In the mid-2000s a survey was conducted to evaluate fish mercury in lakes across New York State. Approximately 10 years later a second survey examining adult sportfish from 103 lakes and reservoirs was conducted to evaluate the response of fish mercury to recent declines in US mercury emissions. Of those lakes, 43 were part of the earlier survey and were examined to determine if mercury concentrations in four popular sport species, Yellow Perch, Walleye, and Small- and Largemouth Bass, declined in response to decreasing emissions. Water samples were also collected at 35 of these lakes and analyzed for mercury, methylmercury and other analytes. The Adirondack and Catskill regions remain biological mercury hotspots with elevated concentrations in fish. The most widely sampled species, Yellow Perch, showed significant increases in mercury in the Northeast and West regions of New York State over the past decade. The increases in Yellow Perch mercury is not consistent with significant reductions in water concentrations of both total and methylmercury observed corresponding in lake water samples. This discrepancy suggests watershed and in-lake processes beyond mercury emissions, such as recovery from acid deposition, impacts from climate change, or changes in food web structure may be controlling fish mercury concentrations. These results demonstrate a need for a consistent, long-term program to monitor fish mercury to inform the status of mercury contamination in New York State.
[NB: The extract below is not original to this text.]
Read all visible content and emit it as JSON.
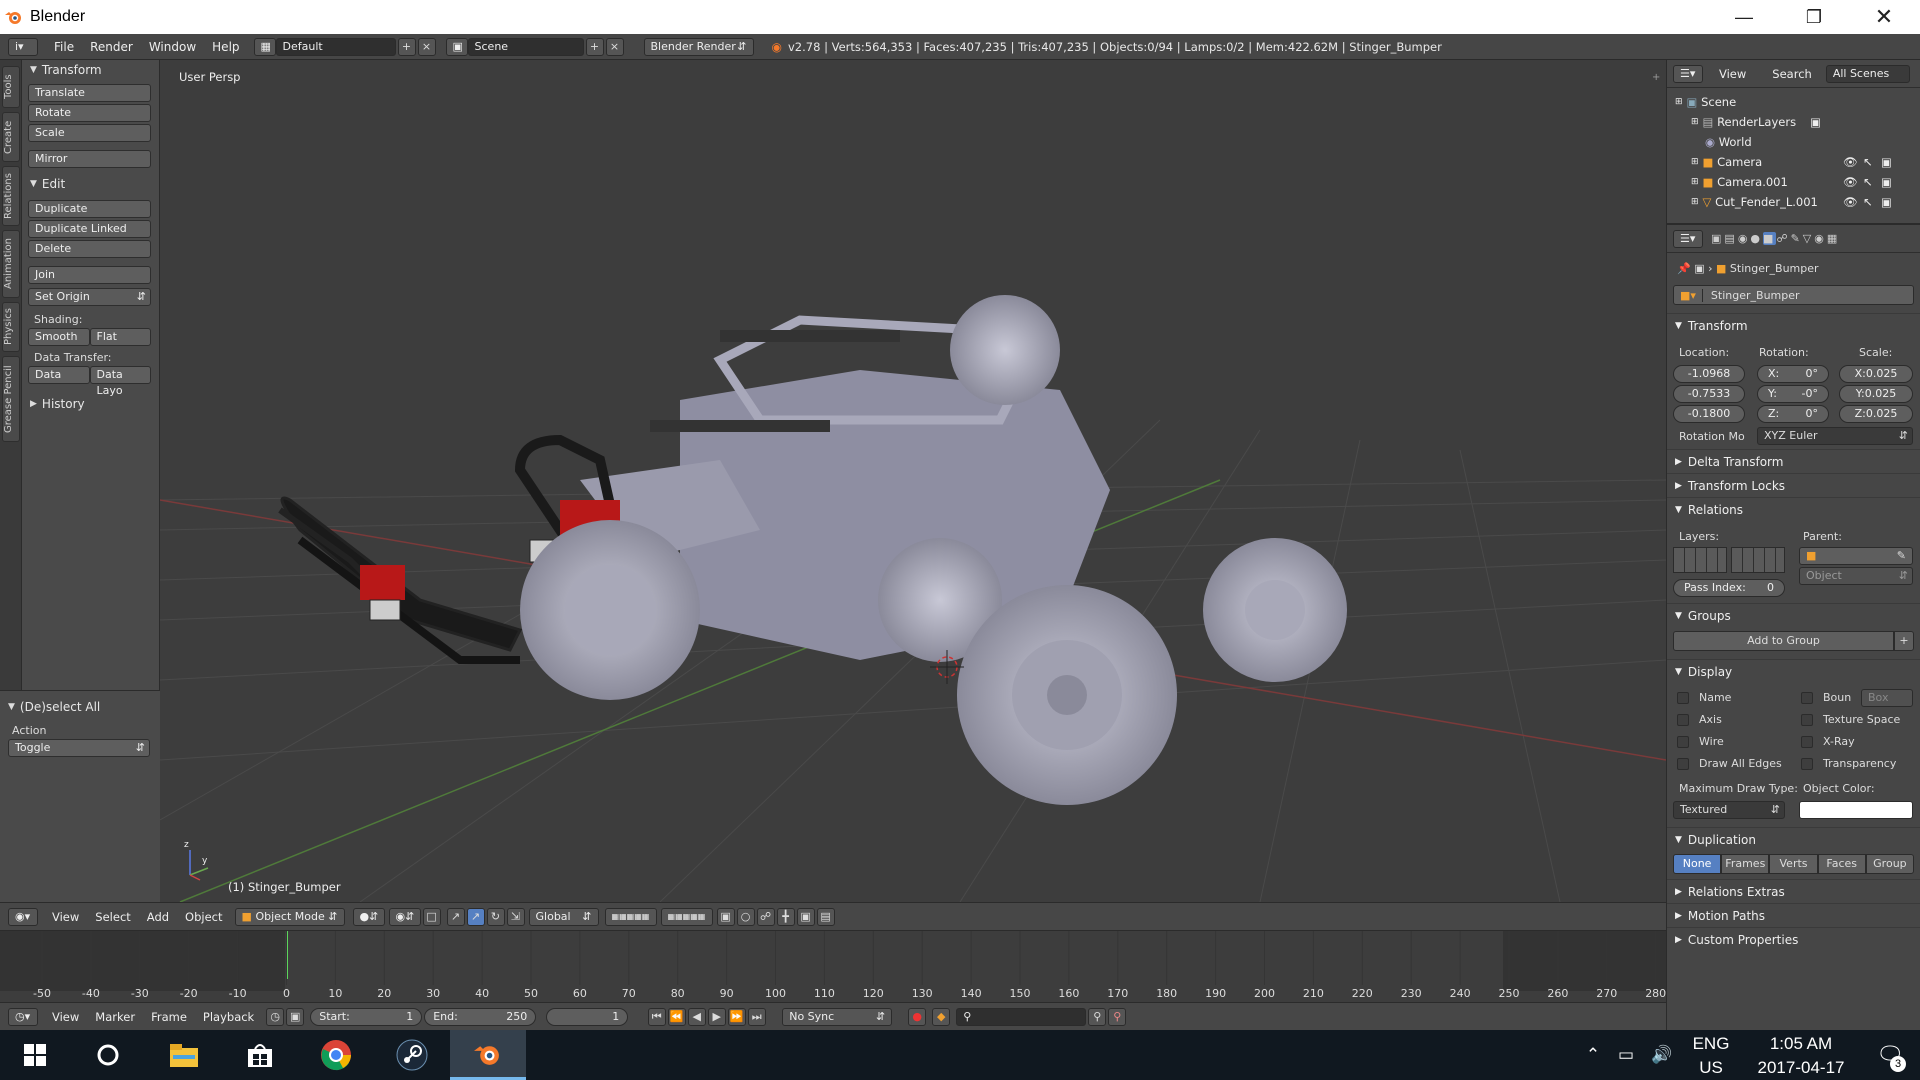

ASJC Scopus subject areas
- Management, Monitoring, Policy and Law
- Health, Toxicology and Mutagenesis